*Activity:* Among the lines below, return each one that contains the word "true".

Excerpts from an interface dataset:
+++
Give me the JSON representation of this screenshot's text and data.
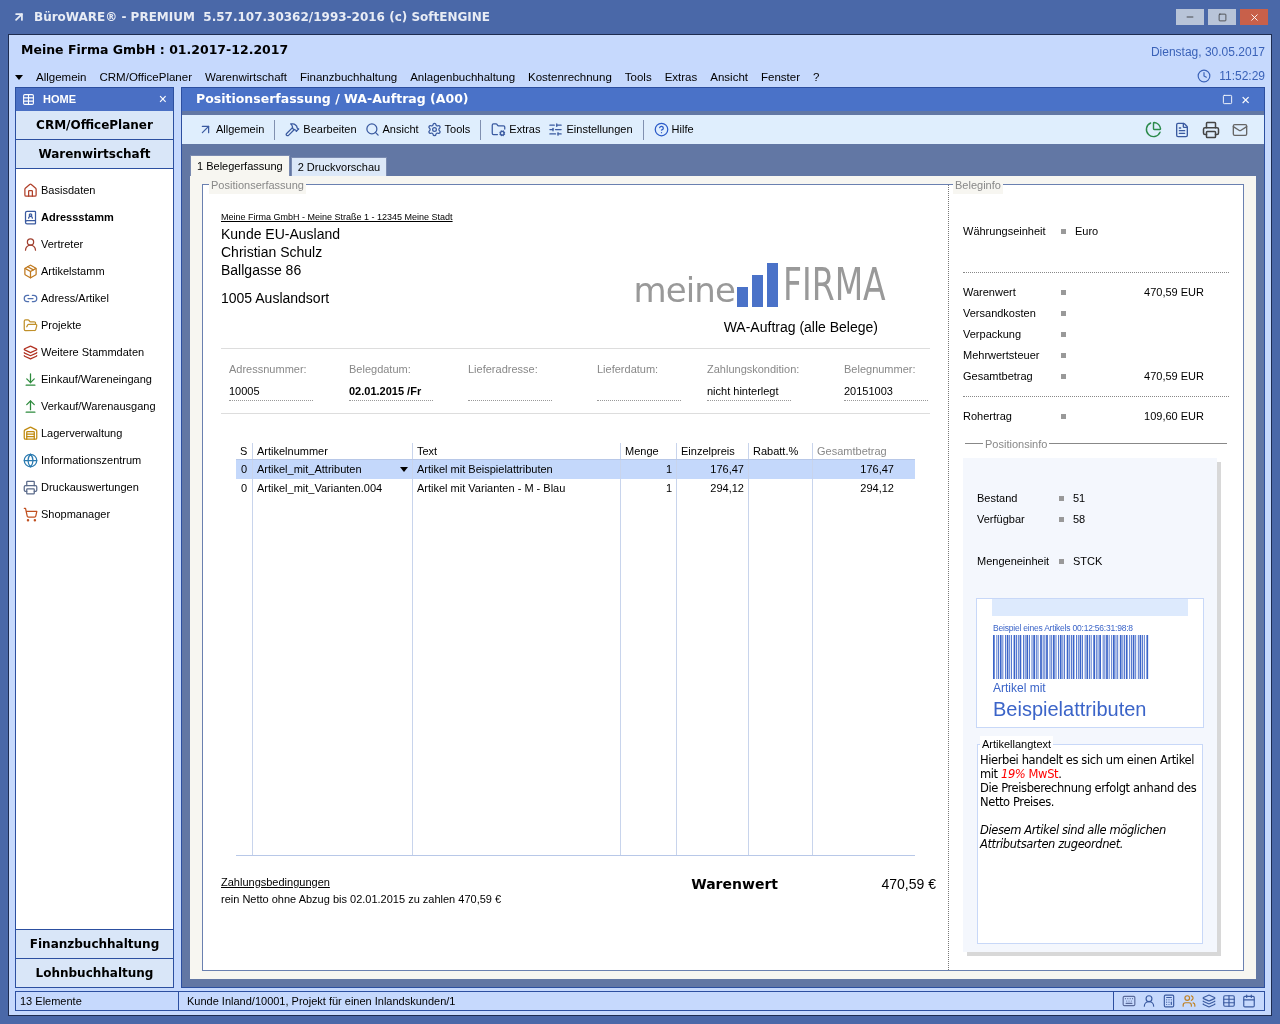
{
  "window": {
    "title": "BüroWARE® - PREMIUM  5.57.107.30362/1993-2016 (c) SoftENGINE"
  },
  "header": {
    "company": "Meine Firma GmbH : 01.2017-12.2017",
    "date": "Dienstag, 30.05.2017",
    "time": "11:52:29"
  },
  "menu": [
    "Allgemein",
    "CRM/OfficePlaner",
    "Warenwirtschaft",
    "Finanzbuchhaltung",
    "Anlagenbuchhaltung",
    "Kostenrechnung",
    "Tools",
    "Extras",
    "Ansicht",
    "Fenster",
    "?"
  ],
  "sidebar": {
    "title": "HOME",
    "close": "×",
    "top_sections": [
      "CRM/OfficePlaner",
      "Warenwirtschaft"
    ],
    "items": [
      {
        "label": "Basisdaten",
        "selected": false
      },
      {
        "label": "Adressstamm",
        "selected": true
      },
      {
        "label": "Vertreter",
        "selected": false
      },
      {
        "label": "Artikelstamm",
        "selected": false
      },
      {
        "label": "Adress/Artikel",
        "selected": false
      },
      {
        "label": "Projekte",
        "selected": false
      },
      {
        "label": "Weitere Stammdaten",
        "selected": false
      },
      {
        "label": "Einkauf/Wareneingang",
        "selected": false
      },
      {
        "label": "Verkauf/Warenausgang",
        "selected": false
      },
      {
        "label": "Lagerverwaltung",
        "selected": false
      },
      {
        "label": "Informationszentrum",
        "selected": false
      },
      {
        "label": "Druckauswertungen",
        "selected": false
      },
      {
        "label": "Shopmanager",
        "selected": false
      }
    ],
    "bottom_sections": [
      "Finanzbuchhaltung",
      "Lohnbuchhaltung"
    ]
  },
  "panel": {
    "title": "Positionserfassung / WA-Auftrag (A00)",
    "close": "×",
    "toolbar": [
      "Allgemein",
      "Bearbeiten",
      "Ansicht",
      "Tools",
      "Extras",
      "Einstellungen",
      "Hilfe"
    ],
    "tabs": [
      {
        "label": "1 Belegerfassung",
        "selected": true
      },
      {
        "label": "2 Druckvorschau",
        "selected": false
      }
    ]
  },
  "document": {
    "group_label": "Positionserfassung",
    "sender": "Meine Firma GmbH - Meine Straße 1 - 12345 Meine Stadt",
    "address": [
      "Kunde EU-Ausland",
      "Christian Schulz",
      "Ballgasse 86"
    ],
    "city": "1005 Auslandsort",
    "logo": {
      "left": "meine",
      "right": "FIRMA"
    },
    "doc_title": "WA-Auftrag (alle Belege)",
    "fields": [
      {
        "label": "Adressnummer:",
        "value": "10005",
        "bold": false
      },
      {
        "label": "Belegdatum:",
        "value": "02.01.2015 /Fr",
        "bold": true
      },
      {
        "label": "Lieferadresse:"
      },
      {
        "label": "Lieferdatum:"
      },
      {
        "label": "Zahlungskondition:",
        "value": "nicht hinterlegt",
        "bold": false
      },
      {
        "label": "Belegnummer:",
        "value": "20151003",
        "bold": false
      }
    ],
    "table": {
      "columns": [
        "S",
        "Artikelnummer",
        "Text",
        "Menge",
        "Einzelpreis",
        "Rabatt.%",
        "Gesamtbetrag"
      ],
      "rows": [
        {
          "selected": true,
          "cells": [
            "0",
            "Artikel_mit_Attributen",
            "Artikel mit Beispielattributen",
            "1",
            "176,47",
            "",
            "176,47"
          ]
        },
        {
          "selected": false,
          "cells": [
            "0",
            "Artikel_mit_Varianten.004",
            "Artikel mit Varianten - M - Blau",
            "1",
            "294,12",
            "",
            "294,12"
          ]
        }
      ]
    },
    "payment_link": "Zahlungsbedingungen",
    "payment_text": "rein Netto ohne Abzug bis 02.01.2015 zu zahlen 470,59 €",
    "total_label": "Warenwert",
    "total_value": "470,59 €"
  },
  "beleginfo": {
    "group_label": "Beleginfo",
    "currency": {
      "label": "Währungseinheit",
      "value": "Euro"
    },
    "amounts": [
      {
        "label": "Warenwert",
        "value": "470,59 EUR"
      },
      {
        "label": "Versandkosten"
      },
      {
        "label": "Verpackung"
      },
      {
        "label": "Mehrwertsteuer"
      },
      {
        "label": "Gesamtbetrag",
        "value": "470,59 EUR"
      }
    ],
    "profit": {
      "label": "Rohertrag",
      "value": "109,60 EUR"
    }
  },
  "positionsinfo": {
    "group_label": "Positionsinfo",
    "stock": [
      {
        "label": "Bestand",
        "value": "51"
      },
      {
        "label": "Verfügbar",
        "value": "58"
      }
    ],
    "unit": {
      "label": "Mengeneinheit",
      "value": "STCK"
    },
    "label_card": {
      "caption": "Beispiel eines Artikels 00:12:56:31:98:8",
      "line1": "Artikel mit",
      "line2": "Beispielattributen"
    },
    "longtext": {
      "title": "Artikellangtext",
      "paragraphs": [
        {
          "kind": "plain",
          "segments": [
            {
              "text": "Hierbei handelt es sich um einen Artikel mit ",
              "kind": "normal"
            },
            {
              "text": "19%",
              "kind": "highlight-italic"
            },
            {
              "text": " MwSt",
              "kind": "highlight"
            },
            {
              "text": ".",
              "kind": "normal"
            }
          ]
        },
        {
          "kind": "plain",
          "segments": [
            {
              "text": "Die Preisberechnung erfolgt anhand des Netto Preises.",
              "kind": "normal"
            }
          ]
        },
        {
          "kind": "italic",
          "segments": [
            {
              "text": "Diesem Artikel sind alle möglichen Attributsarten zugeordnet.",
              "kind": "normal"
            }
          ]
        }
      ]
    }
  },
  "status_bar": [
    "13 Elemente",
    "Kunde Inland/10001, Projekt für einen Inlandskunden/1"
  ]
}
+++
*Final answer:*
        "selected": true
        "selected": true
        "bold": true
          "selected": true,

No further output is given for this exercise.